[Website and app data records]

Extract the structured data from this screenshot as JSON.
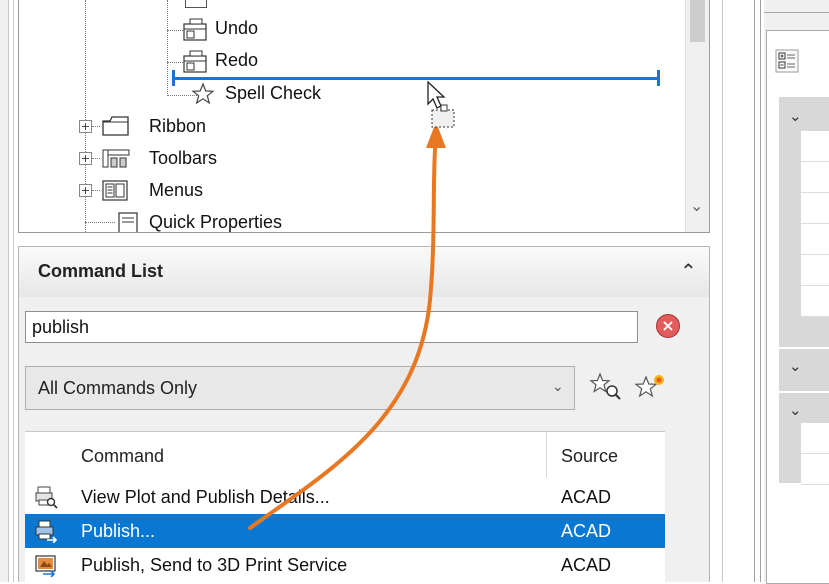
{
  "tree": {
    "items": [
      {
        "label": "Undo"
      },
      {
        "label": "Redo"
      },
      {
        "label": "Spell Check"
      },
      {
        "label": "Ribbon"
      },
      {
        "label": "Toolbars"
      },
      {
        "label": "Menus"
      },
      {
        "label": "Quick Properties"
      }
    ]
  },
  "command_list": {
    "title": "Command List",
    "search_value": "publish",
    "filter_value": "All Commands Only",
    "columns": {
      "command": "Command",
      "source": "Source"
    },
    "rows": [
      {
        "name": "View Plot and Publish Details...",
        "source": "ACAD",
        "icon": "plot-details-icon"
      },
      {
        "name": "Publish...",
        "source": "ACAD",
        "icon": "publish-icon",
        "selected": true
      },
      {
        "name": "Publish, Send to 3D Print Service",
        "source": "ACAD",
        "icon": "3d-print-icon"
      }
    ]
  },
  "colors": {
    "selection": "#0a78d2",
    "drag_arrow": "#e87722",
    "insert_line": "#1e74d1"
  }
}
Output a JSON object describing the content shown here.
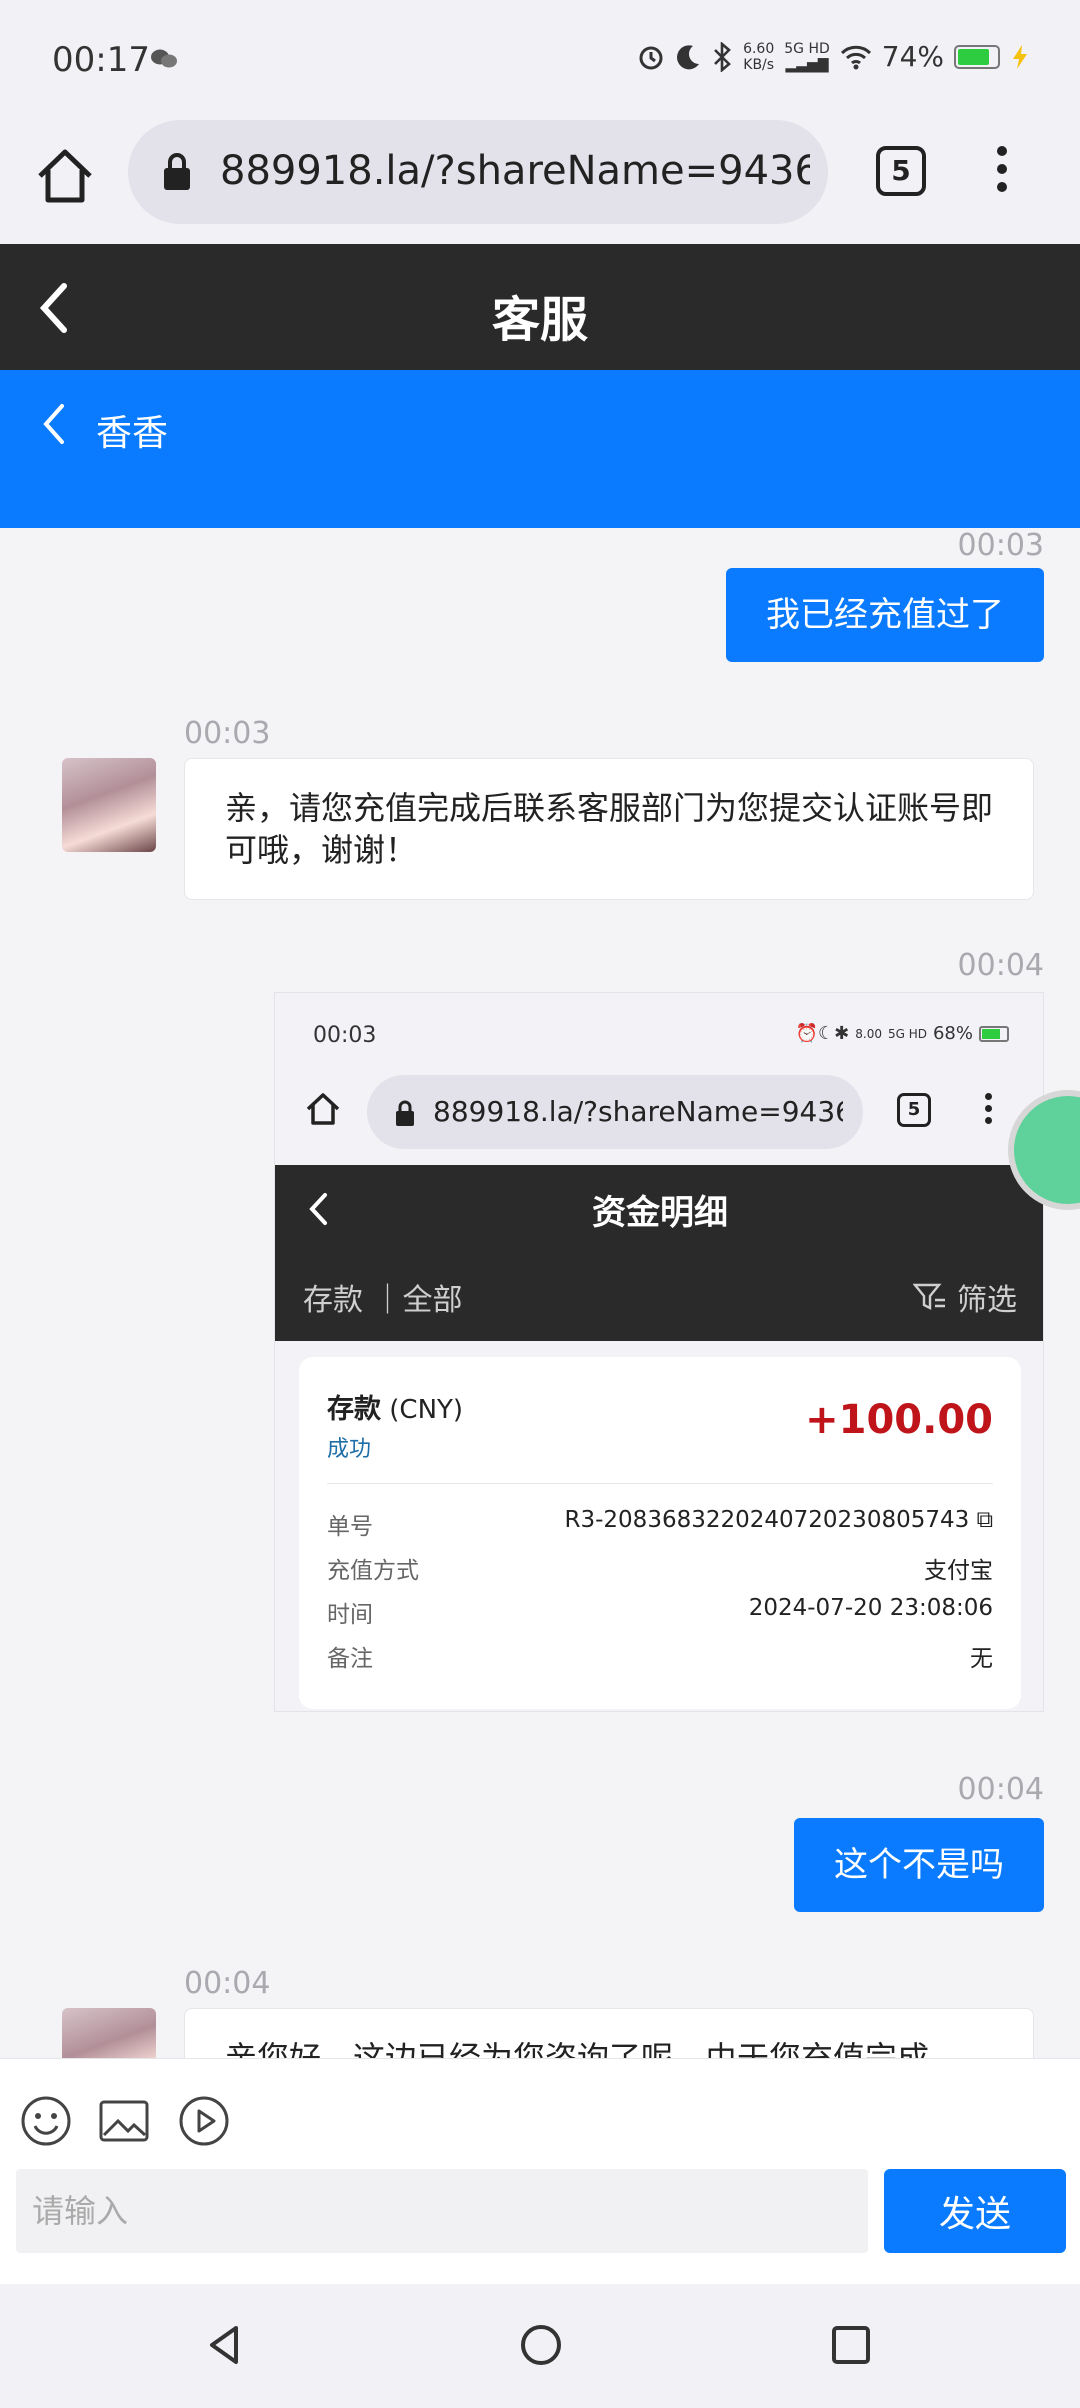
{
  "status_bar": {
    "time": "00:17",
    "net_speed": "6.60",
    "net_unit": "KB/s",
    "net_type": "5G HD",
    "battery": "74%"
  },
  "browser": {
    "url": "889918.la/?shareName=943633.c",
    "tab_count": "5"
  },
  "header": {
    "title": "客服"
  },
  "agent": {
    "name": "香香"
  },
  "messages": [
    {
      "time": "00:03",
      "text": "我已经充值过了"
    },
    {
      "time": "00:03",
      "text": "亲，请您充值完成后联系客服部门为您提交认证账号即可哦，谢谢！"
    },
    {
      "time": "00:04"
    },
    {
      "time": "00:04",
      "text": "这个不是吗"
    },
    {
      "time": "00:04",
      "text": "亲您好，这边已经为您咨询了呢，由于您充值完成"
    }
  ],
  "embedded_screenshot": {
    "time": "00:03",
    "net_speed": "8.00",
    "net_unit": "KB/s",
    "net_type": "5G HD",
    "battery": "68%",
    "url": "889918.la/?shareName=943633.c",
    "tab_count": "5",
    "title": "资金明细",
    "filter_left": "存款 ｜全部",
    "filter_right": "筛选",
    "card": {
      "type": "存款",
      "currency": "(CNY)",
      "status": "成功",
      "amount": "+100.00",
      "rows": [
        {
          "label": "单号",
          "value": "R3-208368322024072023080​5743"
        },
        {
          "label": "充值方式",
          "value": "支付宝"
        },
        {
          "label": "时间",
          "value": "2024-07-20 23:08:06"
        },
        {
          "label": "备注",
          "value": "无"
        }
      ]
    }
  },
  "composer": {
    "placeholder": "请输入",
    "send_label": "发送"
  },
  "colors": {
    "accent": "#0a7bff",
    "header_dark": "#2a2a2a",
    "amount_red": "#c0141b"
  }
}
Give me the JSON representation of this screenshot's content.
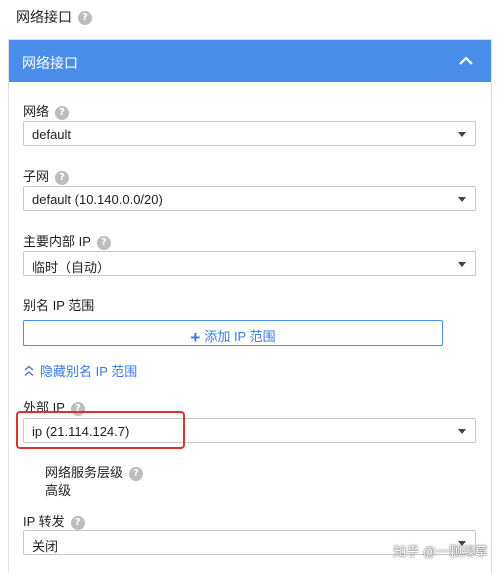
{
  "section": {
    "title": "网络接口",
    "help": "?"
  },
  "panel": {
    "title": "网络接口",
    "header_color": "#4a8cea",
    "collapse_icon": "chevron-up-icon"
  },
  "network": {
    "label": "网络",
    "value": "default"
  },
  "subnet": {
    "label": "子网",
    "value": "default (10.140.0.0/20)"
  },
  "internal_ip": {
    "label": "主要内部 IP",
    "value": "临时（自动）"
  },
  "alias": {
    "label": "别名 IP 范围",
    "add_button": "添加 IP 范围",
    "hide_link": "隐藏别名 IP 范围"
  },
  "external_ip": {
    "label": "外部 IP",
    "value": "ip (21.114.124.7)"
  },
  "network_tier": {
    "label": "网络服务层级",
    "value": "高级"
  },
  "ip_forwarding": {
    "label": "IP 转发",
    "value": "关闭"
  },
  "watermark": "知乎 @一颗绿草",
  "accent_color": "#3b78e7",
  "highlight_color": "#d9332f"
}
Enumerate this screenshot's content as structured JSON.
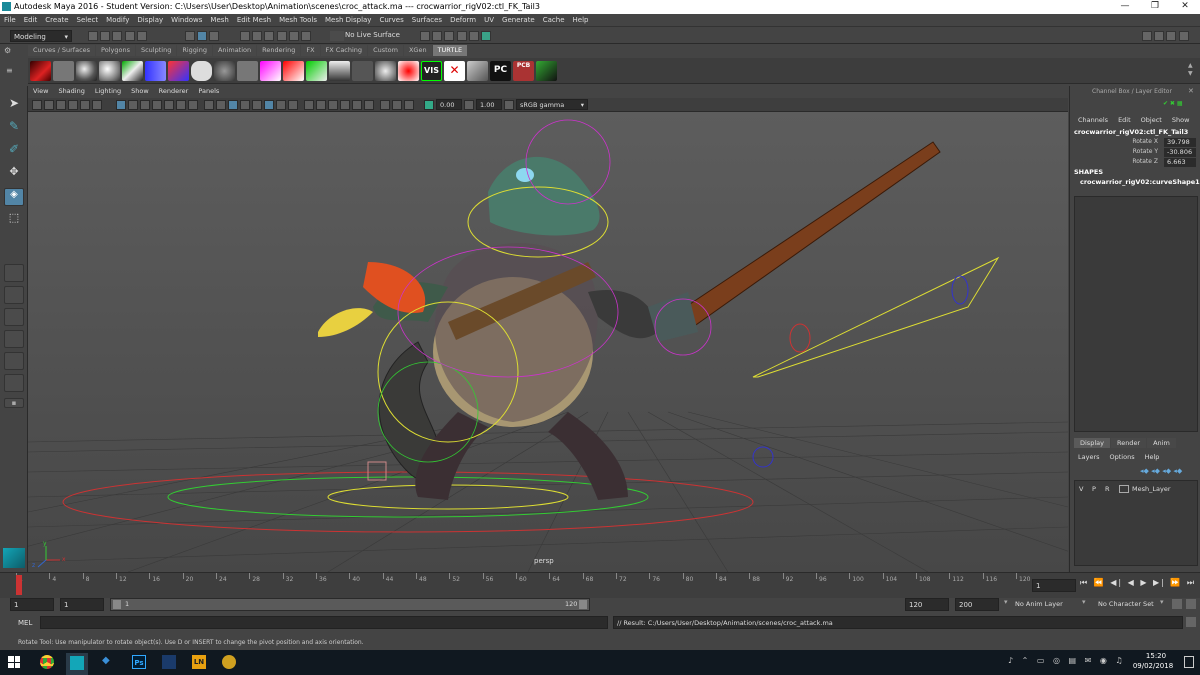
{
  "window": {
    "title": "Autodesk Maya 2016 - Student Version: C:\\Users\\User\\Desktop\\Animation\\scenes\\croc_attack.ma   ---   crocwarrior_rigV02:ctl_FK_Tail3",
    "minimize": "—",
    "maximize": "❐",
    "close": "✕"
  },
  "menubar": [
    "File",
    "Edit",
    "Create",
    "Select",
    "Modify",
    "Display",
    "Windows",
    "Mesh",
    "Edit Mesh",
    "Mesh Tools",
    "Mesh Display",
    "Curves",
    "Surfaces",
    "Deform",
    "UV",
    "Generate",
    "Cache",
    "Help"
  ],
  "statusline": {
    "menuset": "Modeling",
    "live_surface": "No Live Surface"
  },
  "shelf_tabs": [
    "Curves / Surfaces",
    "Polygons",
    "Sculpting",
    "Rigging",
    "Animation",
    "Rendering",
    "FX",
    "FX Caching",
    "Custom",
    "XGen",
    "TURTLE"
  ],
  "shelf_tab_active": "TURTLE",
  "shelf_labels": {
    "vis": "VIS",
    "pc": "PC",
    "pcb": "PCB"
  },
  "viewport": {
    "menu": [
      "View",
      "Shading",
      "Lighting",
      "Show",
      "Renderer",
      "Panels"
    ],
    "exposure": "0.00",
    "gamma": "1.00",
    "colorspace": "sRGB gamma",
    "camera_label": "persp",
    "axis_x": "x",
    "axis_y": "y",
    "axis_z": "z"
  },
  "channel_box": {
    "header": "Channel Box / Layer Editor",
    "menu": [
      "Channels",
      "Edit",
      "Object",
      "Show"
    ],
    "object_name": "crocwarrior_rigV02:ctl_FK_Tail3",
    "channels": [
      {
        "name": "Rotate X",
        "value": "39.798"
      },
      {
        "name": "Rotate Y",
        "value": "-30.806"
      },
      {
        "name": "Rotate Z",
        "value": "6.663"
      }
    ],
    "shapes_label": "SHAPES",
    "shape_name": "crocwarrior_rigV02:curveShape1"
  },
  "layer_editor": {
    "tabs": [
      "Display",
      "Render",
      "Anim"
    ],
    "tab_active": "Display",
    "menu": [
      "Layers",
      "Options",
      "Help"
    ],
    "layer_flags": [
      "V",
      "P",
      "R"
    ],
    "layer_name": "Mesh_Layer"
  },
  "timeline": {
    "ticks": [
      "1",
      "4",
      "8",
      "12",
      "16",
      "20",
      "24",
      "28",
      "32",
      "36",
      "40",
      "44",
      "48",
      "52",
      "56",
      "60",
      "64",
      "68",
      "72",
      "76",
      "80",
      "84",
      "88",
      "92",
      "96",
      "100",
      "104",
      "108",
      "112",
      "116",
      "120"
    ],
    "current_frame": "1",
    "current_field": "1"
  },
  "range": {
    "start": "1",
    "playback_start": "1",
    "slider_start": "1",
    "slider_end": "120",
    "playback_end": "120",
    "end": "200",
    "anim_layer": "No Anim Layer",
    "char_set": "No Character Set"
  },
  "command": {
    "lang": "MEL",
    "result": "// Result: C:/Users/User/Desktop/Animation/scenes/croc_attack.ma"
  },
  "helpline": "Rotate Tool: Use manipulator to rotate object(s). Use D or INSERT to change the pivot position and axis orientation.",
  "taskbar": {
    "time": "15:20",
    "date": "09/02/2018",
    "apps": [
      "Ps",
      "LN"
    ]
  },
  "colors": {
    "ui_bg": "#444444",
    "field_bg": "#2b2b2b",
    "accent": "#5285a6",
    "taskbar": "#101820"
  }
}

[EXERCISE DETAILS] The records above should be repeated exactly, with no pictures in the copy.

[EXERCISE SOLUTION]
Extract the structured data from this screenshot as JSON.
{
  "tree": {
    "items": [
      {
        "label": "Undo"
      },
      {
        "label": "Redo"
      },
      {
        "label": "Spell Check"
      },
      {
        "label": "Ribbon"
      },
      {
        "label": "Toolbars"
      },
      {
        "label": "Menus"
      },
      {
        "label": "Quick Properties"
      }
    ]
  },
  "command_list": {
    "title": "Command List",
    "search_value": "publish",
    "filter_value": "All Commands Only",
    "columns": {
      "command": "Command",
      "source": "Source"
    },
    "rows": [
      {
        "name": "View Plot and Publish Details...",
        "source": "ACAD",
        "icon": "plot-details-icon"
      },
      {
        "name": "Publish...",
        "source": "ACAD",
        "icon": "publish-icon",
        "selected": true
      },
      {
        "name": "Publish, Send to 3D Print Service",
        "source": "ACAD",
        "icon": "3d-print-icon"
      }
    ]
  },
  "colors": {
    "selection": "#0a78d2",
    "drag_arrow": "#e87722",
    "insert_line": "#1e74d1"
  }
}
Output a JSON object describing the content shown here.
{
  "status_bar": {
    "time": "00:17",
    "net_speed": "6.60",
    "net_unit": "KB/s",
    "net_type": "5G HD",
    "battery": "74%"
  },
  "browser": {
    "url": "889918.la/?shareName=943633.c",
    "tab_count": "5"
  },
  "header": {
    "title": "客服"
  },
  "agent": {
    "name": "香香"
  },
  "messages": [
    {
      "time": "00:03",
      "text": "我已经充值过了"
    },
    {
      "time": "00:03",
      "text": "亲，请您充值完成后联系客服部门为您提交认证账号即可哦，谢谢！"
    },
    {
      "time": "00:04"
    },
    {
      "time": "00:04",
      "text": "这个不是吗"
    },
    {
      "time": "00:04",
      "text": "亲您好，这边已经为您咨询了呢，由于您充值完成"
    }
  ],
  "embedded_screenshot": {
    "time": "00:03",
    "net_speed": "8.00",
    "net_unit": "KB/s",
    "net_type": "5G HD",
    "battery": "68%",
    "url": "889918.la/?shareName=943633.c",
    "tab_count": "5",
    "title": "资金明细",
    "filter_left": "存款 ｜全部",
    "filter_right": "筛选",
    "card": {
      "type": "存款",
      "currency": "(CNY)",
      "status": "成功",
      "amount": "+100.00",
      "rows": [
        {
          "label": "单号",
          "value": "R3-208368322024072023080​5743"
        },
        {
          "label": "充值方式",
          "value": "支付宝"
        },
        {
          "label": "时间",
          "value": "2024-07-20 23:08:06"
        },
        {
          "label": "备注",
          "value": "无"
        }
      ]
    }
  },
  "composer": {
    "placeholder": "请输入",
    "send_label": "发送"
  },
  "colors": {
    "accent": "#0a7bff",
    "header_dark": "#2a2a2a",
    "amount_red": "#c0141b"
  }
}
Give me the JSON representation of this screenshot's content.
{
  "section": {
    "title": "网络接口",
    "help": "?"
  },
  "panel": {
    "title": "网络接口",
    "header_color": "#4a8cea",
    "collapse_icon": "chevron-up-icon"
  },
  "network": {
    "label": "网络",
    "value": "default"
  },
  "subnet": {
    "label": "子网",
    "value": "default (10.140.0.0/20)"
  },
  "internal_ip": {
    "label": "主要内部 IP",
    "value": "临时（自动）"
  },
  "alias": {
    "label": "别名 IP 范围",
    "add_button": "添加 IP 范围",
    "hide_link": "隐藏别名 IP 范围"
  },
  "external_ip": {
    "label": "外部 IP",
    "value": "ip (21.114.124.7)"
  },
  "network_tier": {
    "label": "网络服务层级",
    "value": "高级"
  },
  "ip_forwarding": {
    "label": "IP 转发",
    "value": "关闭"
  },
  "watermark": "知乎 @一颗绿草",
  "accent_color": "#3b78e7",
  "highlight_color": "#d9332f"
}
Enumerate this screenshot's content as structured JSON.
{
  "window": {
    "title": "Autodesk Maya 2016 - Student Version: C:\\Users\\User\\Desktop\\Animation\\scenes\\croc_attack.ma   ---   crocwarrior_rigV02:ctl_FK_Tail3",
    "minimize": "—",
    "maximize": "❐",
    "close": "✕"
  },
  "menubar": [
    "File",
    "Edit",
    "Create",
    "Select",
    "Modify",
    "Display",
    "Windows",
    "Mesh",
    "Edit Mesh",
    "Mesh Tools",
    "Mesh Display",
    "Curves",
    "Surfaces",
    "Deform",
    "UV",
    "Generate",
    "Cache",
    "Help"
  ],
  "statusline": {
    "menuset": "Modeling",
    "live_surface": "No Live Surface"
  },
  "shelf_tabs": [
    "Curves / Surfaces",
    "Polygons",
    "Sculpting",
    "Rigging",
    "Animation",
    "Rendering",
    "FX",
    "FX Caching",
    "Custom",
    "XGen",
    "TURTLE"
  ],
  "shelf_tab_active": "TURTLE",
  "shelf_labels": {
    "vis": "VIS",
    "pc": "PC",
    "pcb": "PCB"
  },
  "viewport": {
    "menu": [
      "View",
      "Shading",
      "Lighting",
      "Show",
      "Renderer",
      "Panels"
    ],
    "exposure": "0.00",
    "gamma": "1.00",
    "colorspace": "sRGB gamma",
    "camera_label": "persp",
    "axis_x": "x",
    "axis_y": "y",
    "axis_z": "z"
  },
  "channel_box": {
    "header": "Channel Box / Layer Editor",
    "menu": [
      "Channels",
      "Edit",
      "Object",
      "Show"
    ],
    "object_name": "crocwarrior_rigV02:ctl_FK_Tail3",
    "channels": [
      {
        "name": "Rotate X",
        "value": "39.798"
      },
      {
        "name": "Rotate Y",
        "value": "-30.806"
      },
      {
        "name": "Rotate Z",
        "value": "6.663"
      }
    ],
    "shapes_label": "SHAPES",
    "shape_name": "crocwarrior_rigV02:curveShape1"
  },
  "layer_editor": {
    "tabs": [
      "Display",
      "Render",
      "Anim"
    ],
    "tab_active": "Display",
    "menu": [
      "Layers",
      "Options",
      "Help"
    ],
    "layer_flags": [
      "V",
      "P",
      "R"
    ],
    "layer_name": "Mesh_Layer"
  },
  "timeline": {
    "ticks": [
      "1",
      "4",
      "8",
      "12",
      "16",
      "20",
      "24",
      "28",
      "32",
      "36",
      "40",
      "44",
      "48",
      "52",
      "56",
      "60",
      "64",
      "68",
      "72",
      "76",
      "80",
      "84",
      "88",
      "92",
      "96",
      "100",
      "104",
      "108",
      "112",
      "116",
      "120"
    ],
    "current_frame": "1",
    "current_field": "1"
  },
  "range": {
    "start": "1",
    "playback_start": "1",
    "slider_start": "1",
    "slider_end": "120",
    "playback_end": "120",
    "end": "200",
    "anim_layer": "No Anim Layer",
    "char_set": "No Character Set"
  },
  "command": {
    "lang": "MEL",
    "result": "// Result: C:/Users/User/Desktop/Animation/scenes/croc_attack.ma"
  },
  "helpline": "Rotate Tool: Use manipulator to rotate object(s). Use D or INSERT to change the pivot position and axis orientation.",
  "taskbar": {
    "time": "15:20",
    "date": "09/02/2018",
    "apps": [
      "Ps",
      "LN"
    ]
  },
  "colors": {
    "ui_bg": "#444444",
    "field_bg": "#2b2b2b",
    "accent": "#5285a6",
    "taskbar": "#101820"
  }
}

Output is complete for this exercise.